**TO DO**
Report every line of the data that includes "legend".

#### GIVEN RECORDS ####

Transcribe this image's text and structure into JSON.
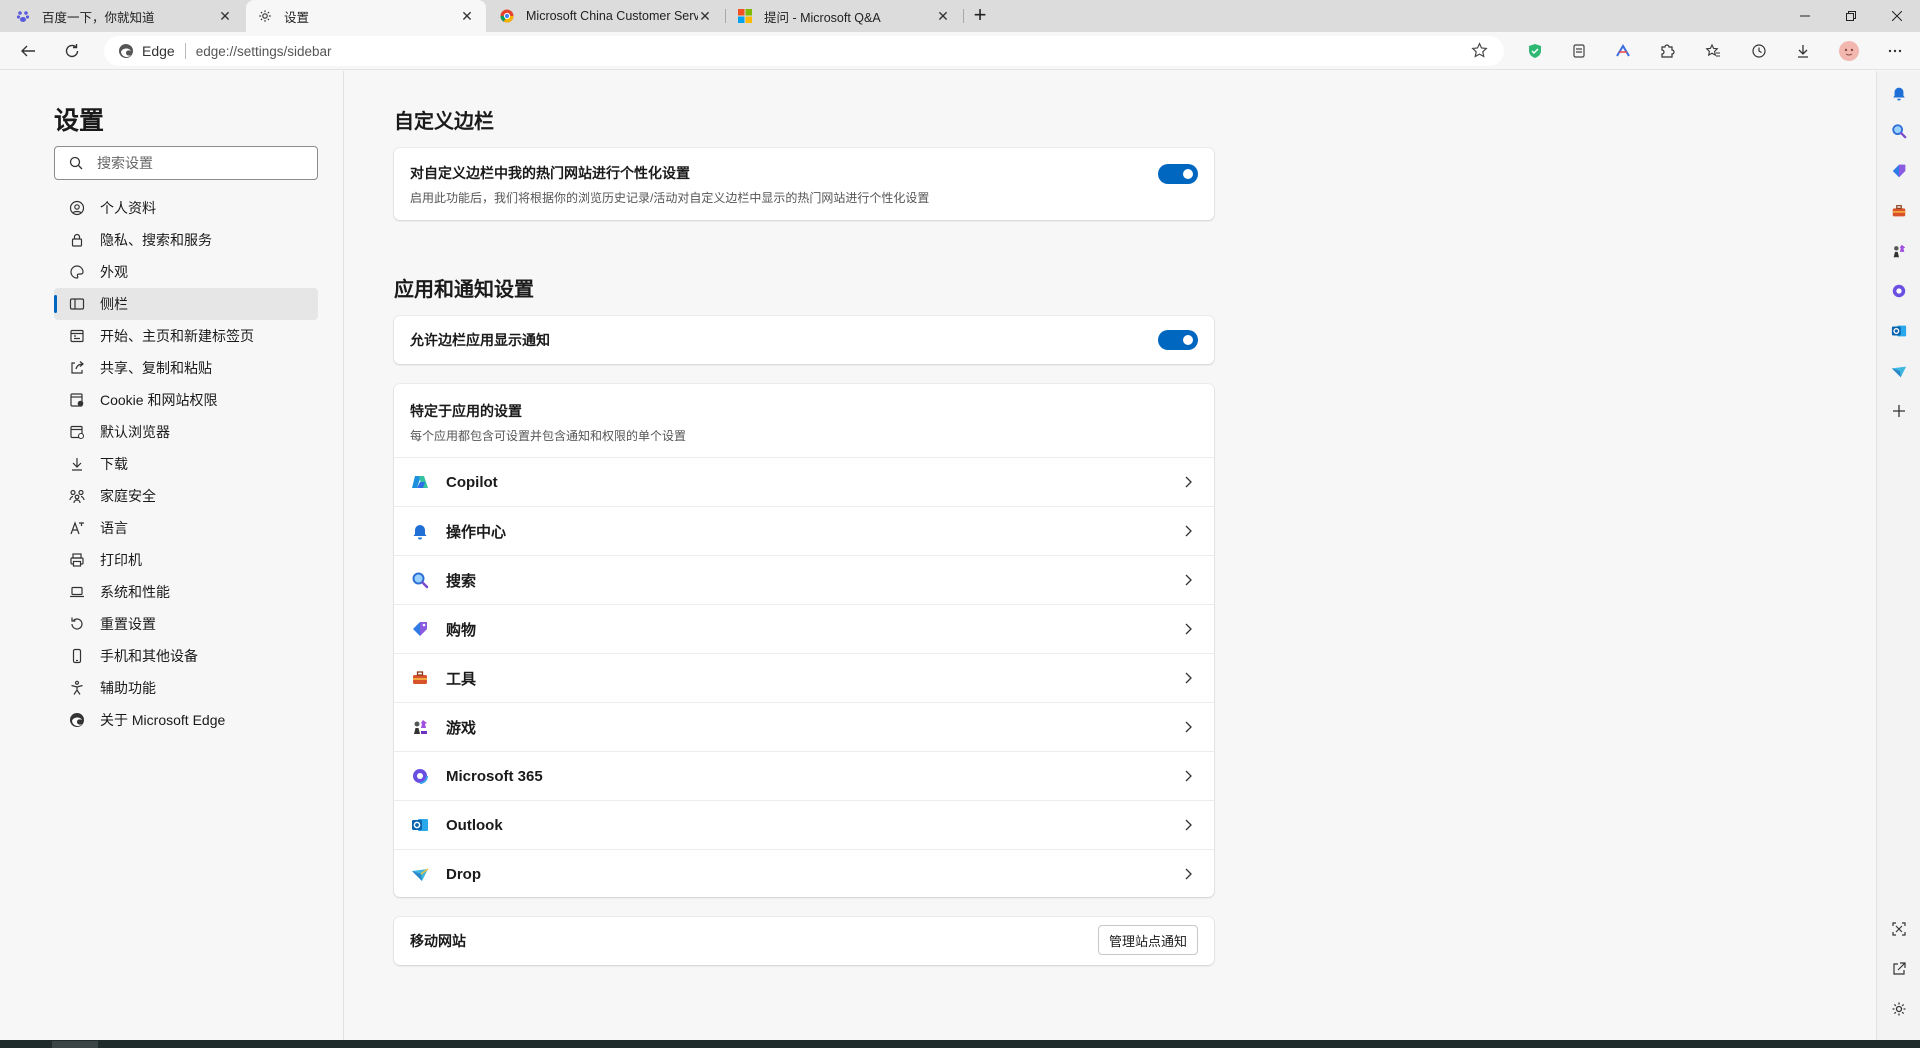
{
  "tabs": [
    {
      "title": "百度一下，你就知道",
      "favicon": "baidu-icon",
      "active": false
    },
    {
      "title": "设置",
      "favicon": "gear-icon",
      "active": true
    },
    {
      "title": "Microsoft China Customer Servic",
      "favicon": "chrome-colored-icon",
      "active": false
    },
    {
      "title": "提问 - Microsoft Q&A",
      "favicon": "microsoft-logo-icon",
      "active": false
    }
  ],
  "address": {
    "browser_label": "Edge",
    "url": "edge://settings/sidebar"
  },
  "nav": {
    "title": "设置",
    "search_placeholder": "搜索设置",
    "items": [
      {
        "label": "个人资料",
        "icon": "profile-icon"
      },
      {
        "label": "隐私、搜索和服务",
        "icon": "lock-icon"
      },
      {
        "label": "外观",
        "icon": "palette-icon"
      },
      {
        "label": "侧栏",
        "icon": "sidebar-icon"
      },
      {
        "label": "开始、主页和新建标签页",
        "icon": "home-page-icon"
      },
      {
        "label": "共享、复制和粘贴",
        "icon": "share-icon"
      },
      {
        "label": "Cookie 和网站权限",
        "icon": "cookie-icon"
      },
      {
        "label": "默认浏览器",
        "icon": "browser-icon"
      },
      {
        "label": "下载",
        "icon": "download-icon"
      },
      {
        "label": "家庭安全",
        "icon": "family-icon"
      },
      {
        "label": "语言",
        "icon": "language-icon"
      },
      {
        "label": "打印机",
        "icon": "printer-icon"
      },
      {
        "label": "系统和性能",
        "icon": "laptop-icon"
      },
      {
        "label": "重置设置",
        "icon": "reset-icon"
      },
      {
        "label": "手机和其他设备",
        "icon": "phone-icon"
      },
      {
        "label": "辅助功能",
        "icon": "accessibility-icon"
      },
      {
        "label": "关于 Microsoft Edge",
        "icon": "edge-logo-icon"
      }
    ],
    "active_index": 3
  },
  "sections": {
    "customize": {
      "title": "自定义边栏",
      "personalize_label": "对自定义边栏中我的热门网站进行个性化设置",
      "personalize_desc": "启用此功能后，我们将根据你的浏览历史记录/活动对自定义边栏中显示的热门网站进行个性化设置"
    },
    "apps": {
      "title": "应用和通知设置",
      "allow_notify_label": "允许边栏应用显示通知",
      "specific_label": "特定于应用的设置",
      "specific_desc": "每个应用都包含可设置并包含通知和权限的单个设置",
      "items": [
        {
          "label": "Copilot",
          "icon": "copilot-icon"
        },
        {
          "label": "操作中心",
          "icon": "bell-icon"
        },
        {
          "label": "搜索",
          "icon": "search-icon"
        },
        {
          "label": "购物",
          "icon": "shopping-tag-icon"
        },
        {
          "label": "工具",
          "icon": "toolbox-icon"
        },
        {
          "label": "游戏",
          "icon": "chess-icon"
        },
        {
          "label": "Microsoft 365",
          "icon": "m365-icon"
        },
        {
          "label": "Outlook",
          "icon": "outlook-icon"
        },
        {
          "label": "Drop",
          "icon": "drop-icon"
        }
      ]
    },
    "mobile": {
      "label": "移动网站",
      "button": "管理站点通知"
    }
  },
  "colors": {
    "accent": "#0067c0"
  }
}
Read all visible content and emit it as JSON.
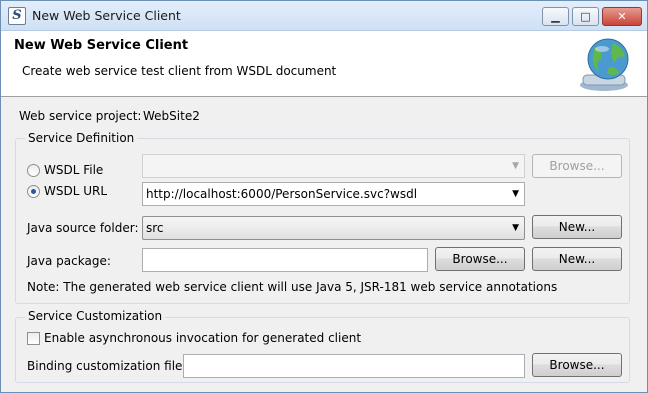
{
  "window": {
    "title": "New Web Service Client",
    "app_icon_glyph": "S",
    "controls": {
      "minimize": "▁",
      "maximize": "□",
      "close": "✕"
    }
  },
  "banner": {
    "title": "New Web Service Client",
    "subtitle": "Create web service test client from WSDL document",
    "icon": "globe-icon"
  },
  "project": {
    "label": "Web service project:",
    "value": "WebSite2"
  },
  "service_definition": {
    "legend": "Service Definition",
    "wsdl_file": {
      "label": "WSDL File",
      "checked": false,
      "value": "",
      "browse_label": "Browse...",
      "enabled": false
    },
    "wsdl_url": {
      "label": "WSDL URL",
      "checked": true,
      "value": "http://localhost:6000/PersonService.svc?wsdl"
    },
    "java_source_folder": {
      "label": "Java source folder:",
      "value": "src",
      "new_label": "New..."
    },
    "java_package": {
      "label": "Java package:",
      "value": "",
      "browse_label": "Browse...",
      "new_label": "New..."
    },
    "note": "Note: The generated web service client will use Java 5, JSR-181 web service annotations"
  },
  "service_customization": {
    "legend": "Service Customization",
    "async_checkbox": {
      "label": "Enable asynchronous invocation for generated client",
      "checked": false
    },
    "binding_file": {
      "label": "Binding customization file:",
      "value": "",
      "browse_label": "Browse..."
    }
  },
  "dropdown_arrow": "▼"
}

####

**PROBLEM SOLUTION**
    "legend": "Service Definition",
    "legend": "Service Customization",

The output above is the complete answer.